◆ Task input ◆
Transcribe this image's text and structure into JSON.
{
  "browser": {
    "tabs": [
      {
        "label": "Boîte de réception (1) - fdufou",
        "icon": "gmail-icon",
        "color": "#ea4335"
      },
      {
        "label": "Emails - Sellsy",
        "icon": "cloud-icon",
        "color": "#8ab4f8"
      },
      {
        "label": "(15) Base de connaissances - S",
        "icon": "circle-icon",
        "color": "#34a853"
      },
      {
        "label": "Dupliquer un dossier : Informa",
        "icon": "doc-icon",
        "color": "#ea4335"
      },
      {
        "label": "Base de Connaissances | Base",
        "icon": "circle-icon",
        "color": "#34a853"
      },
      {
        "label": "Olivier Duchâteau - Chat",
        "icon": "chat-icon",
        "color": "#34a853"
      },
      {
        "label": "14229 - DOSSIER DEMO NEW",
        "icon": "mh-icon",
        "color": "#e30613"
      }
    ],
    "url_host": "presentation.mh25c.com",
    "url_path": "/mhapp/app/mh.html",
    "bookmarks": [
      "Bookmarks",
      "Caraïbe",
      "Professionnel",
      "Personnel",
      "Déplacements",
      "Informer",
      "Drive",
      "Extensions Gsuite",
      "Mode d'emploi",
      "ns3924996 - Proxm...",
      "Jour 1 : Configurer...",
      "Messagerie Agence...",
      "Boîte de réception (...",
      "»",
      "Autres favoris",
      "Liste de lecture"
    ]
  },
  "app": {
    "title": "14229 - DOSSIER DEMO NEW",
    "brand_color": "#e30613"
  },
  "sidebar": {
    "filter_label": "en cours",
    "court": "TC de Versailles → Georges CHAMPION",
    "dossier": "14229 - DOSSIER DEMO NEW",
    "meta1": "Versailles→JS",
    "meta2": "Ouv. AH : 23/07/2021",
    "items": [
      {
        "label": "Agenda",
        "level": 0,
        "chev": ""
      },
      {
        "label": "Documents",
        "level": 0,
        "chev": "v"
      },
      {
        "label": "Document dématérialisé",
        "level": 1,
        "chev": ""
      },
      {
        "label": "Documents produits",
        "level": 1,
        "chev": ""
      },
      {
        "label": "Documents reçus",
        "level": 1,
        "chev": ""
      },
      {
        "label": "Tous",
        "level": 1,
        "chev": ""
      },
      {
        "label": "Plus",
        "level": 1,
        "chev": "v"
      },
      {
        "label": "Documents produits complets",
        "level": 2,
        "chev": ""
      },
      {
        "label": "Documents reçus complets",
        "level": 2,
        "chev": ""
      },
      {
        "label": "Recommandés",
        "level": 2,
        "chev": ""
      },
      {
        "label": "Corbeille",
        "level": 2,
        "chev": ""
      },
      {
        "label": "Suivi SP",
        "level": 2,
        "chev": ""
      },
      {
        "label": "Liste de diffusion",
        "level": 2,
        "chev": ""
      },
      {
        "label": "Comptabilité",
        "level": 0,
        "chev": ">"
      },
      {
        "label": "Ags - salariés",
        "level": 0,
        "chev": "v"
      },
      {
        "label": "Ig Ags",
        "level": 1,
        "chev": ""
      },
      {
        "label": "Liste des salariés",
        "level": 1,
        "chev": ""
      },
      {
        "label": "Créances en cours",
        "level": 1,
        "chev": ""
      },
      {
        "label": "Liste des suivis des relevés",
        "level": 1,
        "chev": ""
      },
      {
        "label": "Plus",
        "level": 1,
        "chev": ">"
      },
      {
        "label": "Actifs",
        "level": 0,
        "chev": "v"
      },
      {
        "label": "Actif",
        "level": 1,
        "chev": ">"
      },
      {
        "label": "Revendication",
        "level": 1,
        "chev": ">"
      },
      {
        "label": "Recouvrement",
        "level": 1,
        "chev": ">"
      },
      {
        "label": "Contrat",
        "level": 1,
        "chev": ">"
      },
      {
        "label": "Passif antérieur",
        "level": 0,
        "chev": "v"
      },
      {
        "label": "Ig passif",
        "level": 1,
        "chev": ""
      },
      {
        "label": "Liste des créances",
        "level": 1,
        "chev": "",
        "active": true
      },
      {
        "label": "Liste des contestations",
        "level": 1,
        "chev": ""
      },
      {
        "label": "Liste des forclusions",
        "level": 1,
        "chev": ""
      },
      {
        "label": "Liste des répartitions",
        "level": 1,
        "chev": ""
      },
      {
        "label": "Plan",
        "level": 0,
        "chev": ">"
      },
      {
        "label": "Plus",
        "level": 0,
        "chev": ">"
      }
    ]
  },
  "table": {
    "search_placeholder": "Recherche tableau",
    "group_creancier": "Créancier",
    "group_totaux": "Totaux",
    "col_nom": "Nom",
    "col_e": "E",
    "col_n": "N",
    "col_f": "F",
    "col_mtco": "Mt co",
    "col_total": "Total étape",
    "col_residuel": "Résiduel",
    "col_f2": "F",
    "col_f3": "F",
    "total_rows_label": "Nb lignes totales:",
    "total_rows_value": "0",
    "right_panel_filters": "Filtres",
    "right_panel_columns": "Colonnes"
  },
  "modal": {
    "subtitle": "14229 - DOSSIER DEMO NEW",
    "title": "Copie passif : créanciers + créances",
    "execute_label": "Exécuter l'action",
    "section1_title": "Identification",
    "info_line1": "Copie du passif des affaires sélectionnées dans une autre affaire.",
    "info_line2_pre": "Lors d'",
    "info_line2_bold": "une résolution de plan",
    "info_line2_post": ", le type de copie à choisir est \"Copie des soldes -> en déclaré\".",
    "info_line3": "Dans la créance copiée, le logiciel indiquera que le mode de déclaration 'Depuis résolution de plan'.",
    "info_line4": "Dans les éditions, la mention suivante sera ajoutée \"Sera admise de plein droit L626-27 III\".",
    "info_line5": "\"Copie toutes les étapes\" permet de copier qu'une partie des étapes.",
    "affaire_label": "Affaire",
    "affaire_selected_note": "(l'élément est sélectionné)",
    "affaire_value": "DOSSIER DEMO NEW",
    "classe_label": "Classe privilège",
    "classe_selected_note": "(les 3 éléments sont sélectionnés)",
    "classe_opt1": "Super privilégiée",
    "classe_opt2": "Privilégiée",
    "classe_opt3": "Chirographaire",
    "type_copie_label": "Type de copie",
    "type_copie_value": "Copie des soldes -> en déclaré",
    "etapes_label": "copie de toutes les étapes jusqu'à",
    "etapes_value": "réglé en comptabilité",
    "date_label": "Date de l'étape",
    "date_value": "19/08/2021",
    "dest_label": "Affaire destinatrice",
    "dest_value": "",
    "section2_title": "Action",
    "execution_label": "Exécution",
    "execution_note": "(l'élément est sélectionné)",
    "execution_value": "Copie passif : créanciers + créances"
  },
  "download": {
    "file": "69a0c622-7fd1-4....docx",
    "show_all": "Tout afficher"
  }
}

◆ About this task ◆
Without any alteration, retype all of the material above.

◆ Result for this exercise ◆
Transcribe this image's text and structure into JSON.
{
  "browser": {
    "tabs": [
      {
        "label": "Boîte de réception (1) - fdufou",
        "icon": "gmail-icon",
        "color": "#ea4335"
      },
      {
        "label": "Emails - Sellsy",
        "icon": "cloud-icon",
        "color": "#8ab4f8"
      },
      {
        "label": "(15) Base de connaissances - S",
        "icon": "circle-icon",
        "color": "#34a853"
      },
      {
        "label": "Dupliquer un dossier : Informa",
        "icon": "doc-icon",
        "color": "#ea4335"
      },
      {
        "label": "Base de Connaissances | Base",
        "icon": "circle-icon",
        "color": "#34a853"
      },
      {
        "label": "Olivier Duchâteau - Chat",
        "icon": "chat-icon",
        "color": "#34a853"
      },
      {
        "label": "14229 - DOSSIER DEMO NEW",
        "icon": "mh-icon",
        "color": "#e30613"
      }
    ],
    "url_host": "presentation.mh25c.com",
    "url_path": "/mhapp/app/mh.html",
    "bookmarks": [
      "Bookmarks",
      "Caraïbe",
      "Professionnel",
      "Personnel",
      "Déplacements",
      "Informer",
      "Drive",
      "Extensions Gsuite",
      "Mode d'emploi",
      "ns3924996 - Proxm...",
      "Jour 1 : Configurer...",
      "Messagerie Agence...",
      "Boîte de réception (...",
      "»",
      "Autres favoris",
      "Liste de lecture"
    ]
  },
  "app": {
    "title": "14229 - DOSSIER DEMO NEW",
    "brand_color": "#e30613"
  },
  "sidebar": {
    "filter_label": "en cours",
    "court": "TC de Versailles → Georges CHAMPION",
    "dossier": "14229 - DOSSIER DEMO NEW",
    "meta1": "Versailles→JS",
    "meta2": "Ouv. AH : 23/07/2021",
    "items": [
      {
        "label": "Agenda",
        "level": 0,
        "chev": ""
      },
      {
        "label": "Documents",
        "level": 0,
        "chev": "v"
      },
      {
        "label": "Document dématérialisé",
        "level": 1,
        "chev": ""
      },
      {
        "label": "Documents produits",
        "level": 1,
        "chev": ""
      },
      {
        "label": "Documents reçus",
        "level": 1,
        "chev": ""
      },
      {
        "label": "Tous",
        "level": 1,
        "chev": ""
      },
      {
        "label": "Plus",
        "level": 1,
        "chev": "v"
      },
      {
        "label": "Documents produits complets",
        "level": 2,
        "chev": ""
      },
      {
        "label": "Documents reçus complets",
        "level": 2,
        "chev": ""
      },
      {
        "label": "Recommandés",
        "level": 2,
        "chev": ""
      },
      {
        "label": "Corbeille",
        "level": 2,
        "chev": ""
      },
      {
        "label": "Suivi SP",
        "level": 2,
        "chev": ""
      },
      {
        "label": "Liste de diffusion",
        "level": 2,
        "chev": ""
      },
      {
        "label": "Comptabilité",
        "level": 0,
        "chev": ">"
      },
      {
        "label": "Ags - salariés",
        "level": 0,
        "chev": "v"
      },
      {
        "label": "Ig Ags",
        "level": 1,
        "chev": ""
      },
      {
        "label": "Liste des salariés",
        "level": 1,
        "chev": ""
      },
      {
        "label": "Créances en cours",
        "level": 1,
        "chev": ""
      },
      {
        "label": "Liste des suivis des relevés",
        "level": 1,
        "chev": ""
      },
      {
        "label": "Plus",
        "level": 1,
        "chev": ">"
      },
      {
        "label": "Actifs",
        "level": 0,
        "chev": "v"
      },
      {
        "label": "Actif",
        "level": 1,
        "chev": ">"
      },
      {
        "label": "Revendication",
        "level": 1,
        "chev": ">"
      },
      {
        "label": "Recouvrement",
        "level": 1,
        "chev": ">"
      },
      {
        "label": "Contrat",
        "level": 1,
        "chev": ">"
      },
      {
        "label": "Passif antérieur",
        "level": 0,
        "chev": "v"
      },
      {
        "label": "Ig passif",
        "level": 1,
        "chev": ""
      },
      {
        "label": "Liste des créances",
        "level": 1,
        "chev": "",
        "active": true
      },
      {
        "label": "Liste des contestations",
        "level": 1,
        "chev": ""
      },
      {
        "label": "Liste des forclusions",
        "level": 1,
        "chev": ""
      },
      {
        "label": "Liste des répartitions",
        "level": 1,
        "chev": ""
      },
      {
        "label": "Plan",
        "level": 0,
        "chev": ">"
      },
      {
        "label": "Plus",
        "level": 0,
        "chev": ">"
      }
    ]
  },
  "table": {
    "search_placeholder": "Recherche tableau",
    "group_creancier": "Créancier",
    "group_totaux": "Totaux",
    "col_nom": "Nom",
    "col_e": "E",
    "col_n": "N",
    "col_f": "F",
    "col_mtco": "Mt co",
    "col_total": "Total étape",
    "col_residuel": "Résiduel",
    "col_f2": "F",
    "col_f3": "F",
    "total_rows_label": "Nb lignes totales:",
    "total_rows_value": "0",
    "right_panel_filters": "Filtres",
    "right_panel_columns": "Colonnes"
  },
  "modal": {
    "subtitle": "14229 - DOSSIER DEMO NEW",
    "title": "Copie passif : créanciers + créances",
    "execute_label": "Exécuter l'action",
    "section1_title": "Identification",
    "info_line1": "Copie du passif des affaires sélectionnées dans une autre affaire.",
    "info_line2_pre": "Lors d'",
    "info_line2_bold": "une résolution de plan",
    "info_line2_post": ", le type de copie à choisir est \"Copie des soldes -> en déclaré\".",
    "info_line3": "Dans la créance copiée, le logiciel indiquera que le mode de déclaration 'Depuis résolution de plan'.",
    "info_line4": "Dans les éditions, la mention suivante sera ajoutée \"Sera admise de plein droit L626-27 III\".",
    "info_line5": "\"Copie toutes les étapes\" permet de copier qu'une partie des étapes.",
    "affaire_label": "Affaire",
    "affaire_selected_note": "(l'élément est sélectionné)",
    "affaire_value": "DOSSIER DEMO NEW",
    "classe_label": "Classe privilège",
    "classe_selected_note": "(les 3 éléments sont sélectionnés)",
    "classe_opt1": "Super privilégiée",
    "classe_opt2": "Privilégiée",
    "classe_opt3": "Chirographaire",
    "type_copie_label": "Type de copie",
    "type_copie_value": "Copie des soldes -> en déclaré",
    "etapes_label": "copie de toutes les étapes jusqu'à",
    "etapes_value": "réglé en comptabilité",
    "date_label": "Date de l'étape",
    "date_value": "19/08/2021",
    "dest_label": "Affaire destinatrice",
    "dest_value": "",
    "section2_title": "Action",
    "execution_label": "Exécution",
    "execution_note": "(l'élément est sélectionné)",
    "execution_value": "Copie passif : créanciers + créances"
  },
  "download": {
    "file": "69a0c622-7fd1-4....docx",
    "show_all": "Tout afficher"
  }
}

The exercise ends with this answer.